#### [Task to carry out]
In the entries below, every line with the string "JSON" is to be reported.

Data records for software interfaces
========================================================================
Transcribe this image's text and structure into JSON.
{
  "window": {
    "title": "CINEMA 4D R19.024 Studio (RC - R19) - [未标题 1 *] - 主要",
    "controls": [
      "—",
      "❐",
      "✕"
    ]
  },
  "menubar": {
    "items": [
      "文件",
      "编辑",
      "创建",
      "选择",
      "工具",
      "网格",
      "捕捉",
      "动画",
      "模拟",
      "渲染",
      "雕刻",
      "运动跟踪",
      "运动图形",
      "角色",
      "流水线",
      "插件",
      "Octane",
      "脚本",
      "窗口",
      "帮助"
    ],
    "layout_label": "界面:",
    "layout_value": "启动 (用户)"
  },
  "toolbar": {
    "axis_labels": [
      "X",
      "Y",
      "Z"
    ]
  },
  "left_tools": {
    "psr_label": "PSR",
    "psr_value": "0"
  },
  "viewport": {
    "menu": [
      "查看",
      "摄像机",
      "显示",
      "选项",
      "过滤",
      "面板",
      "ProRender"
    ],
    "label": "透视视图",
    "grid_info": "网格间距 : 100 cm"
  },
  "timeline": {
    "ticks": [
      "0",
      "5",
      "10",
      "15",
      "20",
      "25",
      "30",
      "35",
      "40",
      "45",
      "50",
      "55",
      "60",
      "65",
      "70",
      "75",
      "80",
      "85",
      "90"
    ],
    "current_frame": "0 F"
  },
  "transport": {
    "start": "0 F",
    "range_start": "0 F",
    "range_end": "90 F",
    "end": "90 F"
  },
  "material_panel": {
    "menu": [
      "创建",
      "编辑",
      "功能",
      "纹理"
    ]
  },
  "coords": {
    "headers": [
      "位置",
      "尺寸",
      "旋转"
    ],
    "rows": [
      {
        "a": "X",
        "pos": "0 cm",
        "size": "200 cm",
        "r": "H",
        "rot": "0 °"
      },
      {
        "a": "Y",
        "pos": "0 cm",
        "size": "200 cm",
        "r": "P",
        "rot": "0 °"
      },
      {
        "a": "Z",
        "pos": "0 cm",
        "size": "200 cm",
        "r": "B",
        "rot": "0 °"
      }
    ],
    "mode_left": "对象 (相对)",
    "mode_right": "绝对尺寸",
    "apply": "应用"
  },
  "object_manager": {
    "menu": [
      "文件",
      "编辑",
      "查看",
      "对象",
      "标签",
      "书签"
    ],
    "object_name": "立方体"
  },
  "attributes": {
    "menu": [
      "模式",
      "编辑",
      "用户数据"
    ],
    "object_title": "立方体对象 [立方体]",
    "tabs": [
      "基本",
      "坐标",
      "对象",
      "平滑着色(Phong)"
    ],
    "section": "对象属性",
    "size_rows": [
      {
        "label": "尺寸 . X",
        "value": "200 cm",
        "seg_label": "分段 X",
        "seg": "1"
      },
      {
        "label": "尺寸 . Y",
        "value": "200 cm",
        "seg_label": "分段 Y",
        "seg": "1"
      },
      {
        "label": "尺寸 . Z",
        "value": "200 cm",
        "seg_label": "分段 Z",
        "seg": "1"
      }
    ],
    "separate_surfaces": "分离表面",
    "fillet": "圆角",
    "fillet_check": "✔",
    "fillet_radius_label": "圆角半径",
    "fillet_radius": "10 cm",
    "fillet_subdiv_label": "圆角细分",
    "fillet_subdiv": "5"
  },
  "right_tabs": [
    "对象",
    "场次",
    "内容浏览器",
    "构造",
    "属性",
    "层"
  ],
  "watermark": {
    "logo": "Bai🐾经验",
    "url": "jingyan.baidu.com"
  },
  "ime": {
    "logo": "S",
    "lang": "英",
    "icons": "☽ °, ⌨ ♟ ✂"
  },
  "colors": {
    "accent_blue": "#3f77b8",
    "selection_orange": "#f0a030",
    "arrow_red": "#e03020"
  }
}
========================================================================
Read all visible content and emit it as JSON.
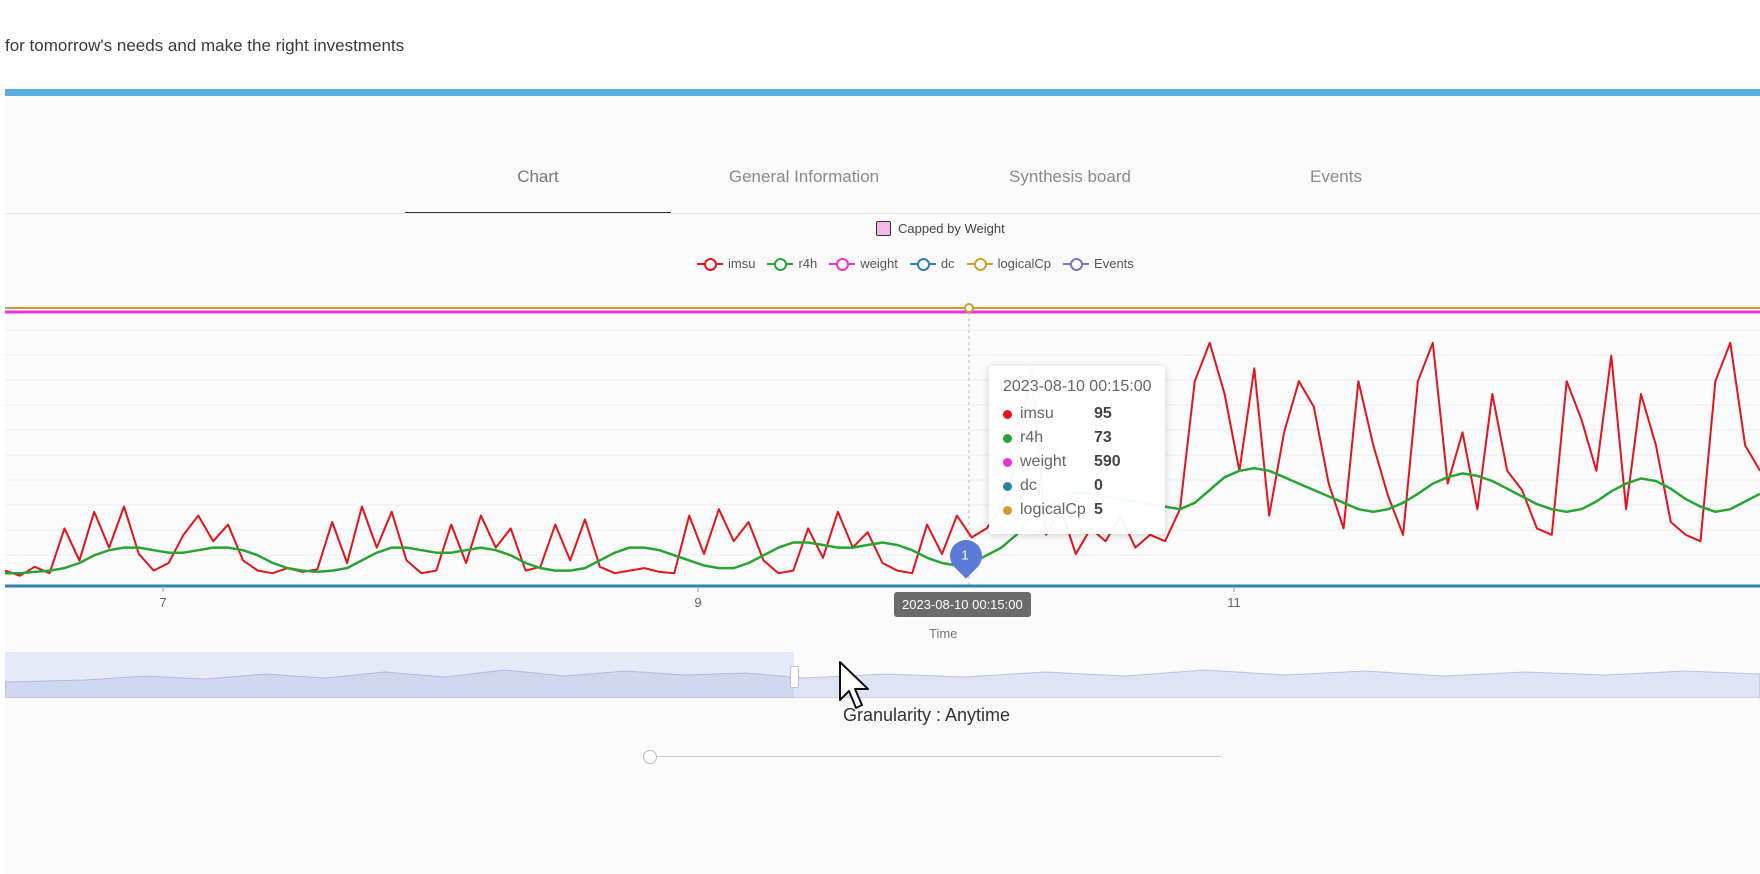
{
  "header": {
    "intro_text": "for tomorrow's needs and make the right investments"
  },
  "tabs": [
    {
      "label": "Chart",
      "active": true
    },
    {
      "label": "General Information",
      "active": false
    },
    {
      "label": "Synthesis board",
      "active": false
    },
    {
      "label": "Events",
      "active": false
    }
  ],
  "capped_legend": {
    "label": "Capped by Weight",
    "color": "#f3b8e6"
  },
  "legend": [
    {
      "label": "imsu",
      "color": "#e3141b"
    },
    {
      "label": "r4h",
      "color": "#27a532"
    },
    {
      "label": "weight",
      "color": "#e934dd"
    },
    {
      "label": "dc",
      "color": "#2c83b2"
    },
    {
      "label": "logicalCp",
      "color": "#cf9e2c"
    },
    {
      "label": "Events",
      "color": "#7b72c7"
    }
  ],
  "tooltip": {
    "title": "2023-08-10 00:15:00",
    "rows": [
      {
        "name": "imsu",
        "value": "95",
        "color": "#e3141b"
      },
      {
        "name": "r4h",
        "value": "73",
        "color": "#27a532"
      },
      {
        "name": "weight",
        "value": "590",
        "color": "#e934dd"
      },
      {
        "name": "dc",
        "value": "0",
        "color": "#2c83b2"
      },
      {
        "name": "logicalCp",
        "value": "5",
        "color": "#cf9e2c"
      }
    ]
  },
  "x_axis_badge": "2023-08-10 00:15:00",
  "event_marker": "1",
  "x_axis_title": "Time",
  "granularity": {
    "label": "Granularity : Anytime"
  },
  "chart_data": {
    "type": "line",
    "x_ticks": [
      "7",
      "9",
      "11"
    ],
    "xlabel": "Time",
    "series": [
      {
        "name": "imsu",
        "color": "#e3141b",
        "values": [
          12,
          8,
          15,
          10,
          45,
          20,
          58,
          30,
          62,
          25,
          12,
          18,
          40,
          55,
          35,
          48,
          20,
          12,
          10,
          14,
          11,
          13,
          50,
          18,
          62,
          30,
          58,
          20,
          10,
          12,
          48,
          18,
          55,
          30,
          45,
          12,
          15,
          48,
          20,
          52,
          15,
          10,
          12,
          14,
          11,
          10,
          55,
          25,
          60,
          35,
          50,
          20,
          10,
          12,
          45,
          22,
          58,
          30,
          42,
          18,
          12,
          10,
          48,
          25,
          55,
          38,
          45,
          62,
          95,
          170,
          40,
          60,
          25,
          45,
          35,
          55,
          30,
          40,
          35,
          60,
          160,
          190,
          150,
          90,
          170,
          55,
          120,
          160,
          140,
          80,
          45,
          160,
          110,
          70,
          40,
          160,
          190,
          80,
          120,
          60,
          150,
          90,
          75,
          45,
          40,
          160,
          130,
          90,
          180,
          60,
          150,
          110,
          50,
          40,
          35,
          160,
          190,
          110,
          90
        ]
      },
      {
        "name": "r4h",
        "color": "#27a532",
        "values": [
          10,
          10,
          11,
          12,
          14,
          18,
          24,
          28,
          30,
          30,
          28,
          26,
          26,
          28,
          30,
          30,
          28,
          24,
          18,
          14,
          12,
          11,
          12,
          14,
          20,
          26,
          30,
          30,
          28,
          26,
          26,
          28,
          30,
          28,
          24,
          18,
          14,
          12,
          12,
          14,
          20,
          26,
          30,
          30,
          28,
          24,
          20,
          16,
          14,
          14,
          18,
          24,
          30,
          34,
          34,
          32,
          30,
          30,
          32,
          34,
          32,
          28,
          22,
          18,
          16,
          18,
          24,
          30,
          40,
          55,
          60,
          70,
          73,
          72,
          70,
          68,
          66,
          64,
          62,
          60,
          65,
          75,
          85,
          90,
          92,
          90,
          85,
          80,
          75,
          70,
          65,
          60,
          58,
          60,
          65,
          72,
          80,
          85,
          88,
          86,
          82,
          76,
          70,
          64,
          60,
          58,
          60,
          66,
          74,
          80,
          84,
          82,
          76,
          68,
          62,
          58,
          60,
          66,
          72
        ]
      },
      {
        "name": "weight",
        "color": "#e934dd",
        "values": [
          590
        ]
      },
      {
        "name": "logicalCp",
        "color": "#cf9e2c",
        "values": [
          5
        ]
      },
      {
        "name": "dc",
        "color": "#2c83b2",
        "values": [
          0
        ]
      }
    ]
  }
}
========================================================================
#### [The answer]
Transcribe this image's text and structure into JSON.
Read all visible content and emit it as JSON.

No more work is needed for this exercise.